Practice drives progress, making change a doing sport. Colin Sloman suggests an approach to learning that involves more than just knowing, but also understanding, reflecting, and practicing to bring about lasting change.
In my December blog post about the coming of age of HR , I discussed how HR practices, like all business programs, should be tested and validated. Luckily, evidence-based decision-making is at the heart of what we do at Cognician. Our approach to activating behavior change is based on an extensive body of behavioral science research, built-up over the past 30 years which is constantly subject to real-life validation and testing in our client engagements. The underlying tenet of our work is that information alone doesn’t activate behavior change. To bring about lasting change in teams and organizations, change management processes need a behavior change approach that’s driven by action, reinforced by reflection, and backed up by data.
Martin Luther, the 16th-century monk and theologian, once wrote that "If you want to change the world, pick up your pen and write." Business, and consulting in particular, is full of advocates of this approach. Let’s face it, there’s no lack of PowerPoint slides, instruction manuals, newsletters and the like in the world, and while there is clearly a place for such broadcast communications, it is important to recognize that knowing is not the same as understanding. That is the message of a fantastic video that I recently came across here. Created by American engineer, Destin Sandlin, the seven-minute clip explores his attempts to ride a backward-steering bicycle. Everyone who looked at the backwards bike knew how to ride a regular bike and, therefore, decided they knew how to ride this one. Except that they couldn’t. No one could ride it without hours and hours of practice. For Destin, on and off it took him eight months to master. And although his five-year-old son managed it in a little over two weeks due to his greater "neural plasticity", the point of the video is the idea of learning by doing. It didn’t matter that Destin was trying his hardest, others thought he was faking it because they ‘knew’ it was possible. There was no real understanding or depth to the knowledge. So sorry, Martin, but words and knowledge alone are insufficient. It seems that Confucius had it right all along when he said "I hear and I forget. I see and I remember. I do and I understand." In other words, change is a doing sport.
While learning by doing is a straightforward idea, it’s actually not quite so easy to put it into practice since it’s a complex process that differs for everyone. To really understand how new ways of doing things will work, you need to practice. But this is not something you can truly learn by reading slides or instruction manuals. You need feedback. Feedback from peers and your environment. Insight from observers. Ideas from talking things through. And possibly most importantly, feedback from your own thoughts and reflection. What you really need is feedback from learning, and this goes to the heart of our change activation approach at Cognician.

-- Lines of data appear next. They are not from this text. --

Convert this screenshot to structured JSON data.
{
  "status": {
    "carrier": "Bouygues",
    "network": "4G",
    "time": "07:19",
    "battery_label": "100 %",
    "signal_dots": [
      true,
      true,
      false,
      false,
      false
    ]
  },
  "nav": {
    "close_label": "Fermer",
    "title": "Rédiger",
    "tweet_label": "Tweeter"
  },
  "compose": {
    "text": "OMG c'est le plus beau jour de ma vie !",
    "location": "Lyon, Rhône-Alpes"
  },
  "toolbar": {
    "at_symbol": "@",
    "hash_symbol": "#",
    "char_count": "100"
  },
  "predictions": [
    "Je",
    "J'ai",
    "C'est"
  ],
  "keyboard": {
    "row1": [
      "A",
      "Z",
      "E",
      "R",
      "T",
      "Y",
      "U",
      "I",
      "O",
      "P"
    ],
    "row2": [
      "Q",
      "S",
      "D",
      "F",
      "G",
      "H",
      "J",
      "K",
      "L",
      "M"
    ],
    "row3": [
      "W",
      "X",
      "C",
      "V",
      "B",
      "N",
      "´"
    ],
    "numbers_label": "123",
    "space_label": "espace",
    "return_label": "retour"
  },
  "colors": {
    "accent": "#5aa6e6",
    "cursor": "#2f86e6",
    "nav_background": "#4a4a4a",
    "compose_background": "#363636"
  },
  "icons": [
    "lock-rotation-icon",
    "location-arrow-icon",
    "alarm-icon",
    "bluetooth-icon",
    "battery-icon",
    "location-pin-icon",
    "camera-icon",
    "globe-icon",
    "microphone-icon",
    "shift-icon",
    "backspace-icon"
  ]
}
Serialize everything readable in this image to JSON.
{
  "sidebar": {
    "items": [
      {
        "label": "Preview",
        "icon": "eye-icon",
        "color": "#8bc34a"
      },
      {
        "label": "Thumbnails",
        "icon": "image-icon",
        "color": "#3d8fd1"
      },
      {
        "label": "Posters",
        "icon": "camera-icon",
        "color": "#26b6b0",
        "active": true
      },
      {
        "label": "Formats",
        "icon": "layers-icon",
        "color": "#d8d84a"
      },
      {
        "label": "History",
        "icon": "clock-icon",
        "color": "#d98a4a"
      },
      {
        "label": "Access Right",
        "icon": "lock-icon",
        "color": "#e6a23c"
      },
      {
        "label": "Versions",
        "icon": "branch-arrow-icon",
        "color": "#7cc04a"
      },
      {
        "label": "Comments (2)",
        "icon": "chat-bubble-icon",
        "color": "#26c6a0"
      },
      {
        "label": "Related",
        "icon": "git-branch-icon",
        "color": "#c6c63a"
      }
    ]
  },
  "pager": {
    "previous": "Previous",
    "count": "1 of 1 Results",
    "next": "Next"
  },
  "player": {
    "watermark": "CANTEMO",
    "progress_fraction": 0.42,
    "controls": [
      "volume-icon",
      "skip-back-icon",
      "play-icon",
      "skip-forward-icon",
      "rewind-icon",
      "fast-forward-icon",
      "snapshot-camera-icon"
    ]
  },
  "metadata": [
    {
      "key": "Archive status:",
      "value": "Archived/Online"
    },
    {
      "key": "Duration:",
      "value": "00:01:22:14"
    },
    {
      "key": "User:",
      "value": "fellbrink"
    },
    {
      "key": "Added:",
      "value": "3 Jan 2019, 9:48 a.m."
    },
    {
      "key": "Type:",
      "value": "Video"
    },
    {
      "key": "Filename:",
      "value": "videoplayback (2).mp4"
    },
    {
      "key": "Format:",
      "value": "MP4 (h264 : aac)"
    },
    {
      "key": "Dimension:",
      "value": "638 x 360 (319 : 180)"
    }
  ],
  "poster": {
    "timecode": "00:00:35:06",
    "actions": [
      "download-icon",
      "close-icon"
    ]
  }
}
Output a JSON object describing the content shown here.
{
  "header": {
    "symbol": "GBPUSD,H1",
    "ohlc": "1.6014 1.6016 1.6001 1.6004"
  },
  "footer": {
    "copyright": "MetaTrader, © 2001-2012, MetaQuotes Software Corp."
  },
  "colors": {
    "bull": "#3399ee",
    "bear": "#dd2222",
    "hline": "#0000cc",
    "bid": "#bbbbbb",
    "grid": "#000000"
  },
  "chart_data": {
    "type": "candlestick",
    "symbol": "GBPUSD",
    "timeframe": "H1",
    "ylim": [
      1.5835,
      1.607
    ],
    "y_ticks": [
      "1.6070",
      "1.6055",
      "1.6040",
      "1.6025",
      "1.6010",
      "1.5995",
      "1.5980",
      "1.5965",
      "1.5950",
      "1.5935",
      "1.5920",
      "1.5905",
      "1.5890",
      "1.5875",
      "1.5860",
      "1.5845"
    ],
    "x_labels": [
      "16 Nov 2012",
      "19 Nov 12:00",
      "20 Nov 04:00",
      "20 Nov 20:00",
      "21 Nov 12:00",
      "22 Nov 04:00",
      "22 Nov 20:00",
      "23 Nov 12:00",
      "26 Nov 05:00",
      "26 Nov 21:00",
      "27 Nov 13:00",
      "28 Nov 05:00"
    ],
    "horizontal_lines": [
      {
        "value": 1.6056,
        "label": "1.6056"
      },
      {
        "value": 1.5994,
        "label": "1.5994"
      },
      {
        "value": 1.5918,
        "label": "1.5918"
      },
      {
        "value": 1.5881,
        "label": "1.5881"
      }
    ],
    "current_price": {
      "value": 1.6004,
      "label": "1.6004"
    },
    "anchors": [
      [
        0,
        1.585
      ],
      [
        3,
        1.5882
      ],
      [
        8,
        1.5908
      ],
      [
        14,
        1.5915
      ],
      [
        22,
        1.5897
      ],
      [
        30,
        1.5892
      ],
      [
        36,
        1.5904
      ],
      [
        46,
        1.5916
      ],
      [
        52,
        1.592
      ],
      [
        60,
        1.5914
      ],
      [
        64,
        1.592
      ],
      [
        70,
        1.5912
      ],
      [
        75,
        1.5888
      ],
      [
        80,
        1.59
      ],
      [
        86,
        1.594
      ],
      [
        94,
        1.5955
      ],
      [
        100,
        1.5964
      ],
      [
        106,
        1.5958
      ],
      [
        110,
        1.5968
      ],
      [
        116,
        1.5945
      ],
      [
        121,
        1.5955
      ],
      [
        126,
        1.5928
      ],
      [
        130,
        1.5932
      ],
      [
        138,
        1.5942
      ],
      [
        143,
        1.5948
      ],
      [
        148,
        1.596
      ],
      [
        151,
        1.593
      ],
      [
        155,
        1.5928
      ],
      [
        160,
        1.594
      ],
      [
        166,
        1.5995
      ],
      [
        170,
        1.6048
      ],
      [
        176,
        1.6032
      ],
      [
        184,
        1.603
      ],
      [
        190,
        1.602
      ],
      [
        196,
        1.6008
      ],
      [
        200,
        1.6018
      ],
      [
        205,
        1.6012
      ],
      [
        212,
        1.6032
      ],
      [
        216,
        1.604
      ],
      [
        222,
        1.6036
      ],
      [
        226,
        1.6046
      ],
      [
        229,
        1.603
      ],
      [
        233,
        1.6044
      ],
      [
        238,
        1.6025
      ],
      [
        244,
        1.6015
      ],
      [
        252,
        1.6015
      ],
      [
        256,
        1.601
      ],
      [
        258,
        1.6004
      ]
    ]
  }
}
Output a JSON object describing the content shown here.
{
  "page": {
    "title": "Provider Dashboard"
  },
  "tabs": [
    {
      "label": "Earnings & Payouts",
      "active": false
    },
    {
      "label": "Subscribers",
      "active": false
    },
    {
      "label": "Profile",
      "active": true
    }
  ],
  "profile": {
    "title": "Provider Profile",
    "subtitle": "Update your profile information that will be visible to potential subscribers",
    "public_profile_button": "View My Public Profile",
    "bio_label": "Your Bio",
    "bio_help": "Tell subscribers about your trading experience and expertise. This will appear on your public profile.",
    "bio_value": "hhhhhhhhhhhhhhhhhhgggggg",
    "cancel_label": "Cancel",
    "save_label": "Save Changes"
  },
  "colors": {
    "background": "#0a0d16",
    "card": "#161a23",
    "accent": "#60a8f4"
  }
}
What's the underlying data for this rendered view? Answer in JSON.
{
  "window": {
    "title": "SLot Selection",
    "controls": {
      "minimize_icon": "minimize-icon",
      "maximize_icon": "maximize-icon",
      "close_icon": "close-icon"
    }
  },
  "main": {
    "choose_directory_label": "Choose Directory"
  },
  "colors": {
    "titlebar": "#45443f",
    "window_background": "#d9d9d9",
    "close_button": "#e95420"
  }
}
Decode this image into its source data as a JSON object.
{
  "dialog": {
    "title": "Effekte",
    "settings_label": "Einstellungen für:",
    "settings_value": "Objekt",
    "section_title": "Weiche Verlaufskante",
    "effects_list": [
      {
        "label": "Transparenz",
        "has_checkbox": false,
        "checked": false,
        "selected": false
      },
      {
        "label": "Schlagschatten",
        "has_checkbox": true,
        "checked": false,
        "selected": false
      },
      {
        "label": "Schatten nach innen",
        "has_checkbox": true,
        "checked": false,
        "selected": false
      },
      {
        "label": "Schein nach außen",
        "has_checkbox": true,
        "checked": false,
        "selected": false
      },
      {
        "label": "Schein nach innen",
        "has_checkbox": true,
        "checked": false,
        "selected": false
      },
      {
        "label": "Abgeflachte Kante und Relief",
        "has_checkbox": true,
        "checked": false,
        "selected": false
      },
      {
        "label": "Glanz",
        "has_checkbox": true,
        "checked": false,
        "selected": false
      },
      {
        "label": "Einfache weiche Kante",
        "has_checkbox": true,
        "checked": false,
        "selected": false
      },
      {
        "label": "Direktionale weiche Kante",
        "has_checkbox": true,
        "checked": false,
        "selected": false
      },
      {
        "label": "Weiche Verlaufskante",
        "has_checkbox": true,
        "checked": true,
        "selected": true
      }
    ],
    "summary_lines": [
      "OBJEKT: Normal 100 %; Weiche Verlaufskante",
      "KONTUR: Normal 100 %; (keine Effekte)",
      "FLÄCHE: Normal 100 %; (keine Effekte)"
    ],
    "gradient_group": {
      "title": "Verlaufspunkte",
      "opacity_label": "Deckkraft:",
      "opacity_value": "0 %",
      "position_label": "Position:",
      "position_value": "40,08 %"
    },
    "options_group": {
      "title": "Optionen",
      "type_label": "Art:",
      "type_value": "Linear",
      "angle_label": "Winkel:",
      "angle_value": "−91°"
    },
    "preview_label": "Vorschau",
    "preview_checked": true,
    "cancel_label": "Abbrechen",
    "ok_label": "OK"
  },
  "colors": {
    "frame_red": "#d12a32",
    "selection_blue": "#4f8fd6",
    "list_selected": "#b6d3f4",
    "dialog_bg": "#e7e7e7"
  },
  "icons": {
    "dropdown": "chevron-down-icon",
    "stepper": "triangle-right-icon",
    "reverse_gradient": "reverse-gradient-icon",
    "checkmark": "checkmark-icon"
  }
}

Regardless of what your change objective is focused on, for example, culture and leadership behaviors, new technology adoption, new skills and capabilities, new business models and organization designs, or new products and services, our quests or challenges give teams things to do and things to think about. They activate behavior change through action, follow-through, reflection, and social engagement. These scalable, data-driven digital experiences empower teams to drive measurable change at pace across geographically dispersed groups, one mind at a time. And importantly, the experiences are personalized since everyone’s learning style is different. Maybe your preferred input style is watching rather than reading. Perhaps you need more time for reflection to cement your learning. Or maybe you are the sort of person who needs to figure things out from scratch.
Either way, at Cognician, we have you covered! We are constantly seeking to learn through experimentation and developing compelling business cases to support our work. We construct tests to demonstrate the most effective way to achieve activation with our clients, using A/B (and C) testing as part of our standard practice. For example, we may construct a Cognician Quest with two branches, using our Activation and Commitment indices to evaluate outcomes and look for the best result. We can design experiments comparing the Cognician platform with the "old" or current ways of engagement (workshop, eLearning, etc.), and measure the results. And lastly, we can construct three-way tests, Cognician Platform (A), Traditional Method (B), and Hybrid combining both (C).
In the 1970s, David Kolb and Ron Fry developed their "Experiential Learning Model" which proposed that learning something new involves:
(1) having a concrete experience, followed by
(2) observation of and reflection on that experience, which leads to
(3) the formation of abstract concepts (analysis) and generalizations (conclusions), which are then
(4) used to test a hypothesis in future situations, resulting in new experiences.
Kolb and Fry thus viewed learning as an integrated process, with each stage supporting and feeding into the next. And while it is possible to enter the cycle at any stage and follow through the sequence, their view is that effective learning can only occur when a learner progresses through a complete cycle of all four stages. In other words, learning is an active process, and learners need to be in control of the goal, the decision-making, and the reason for the learning. Not just taking a course or reading a book. They need active experimentation – or learning by doing – and that’s why change is a doing, not a talking sport. If you’re still not convinced, I know a man with a bike you can borrow!
For more information, check out info.cognician.com to learn more about how we can help.
Kolb. D. A. and Fry, R. (1975) Toward an applied theory of experiential learning. in C. Cooper (ed.), Theories of Group Process, London: John Wiley.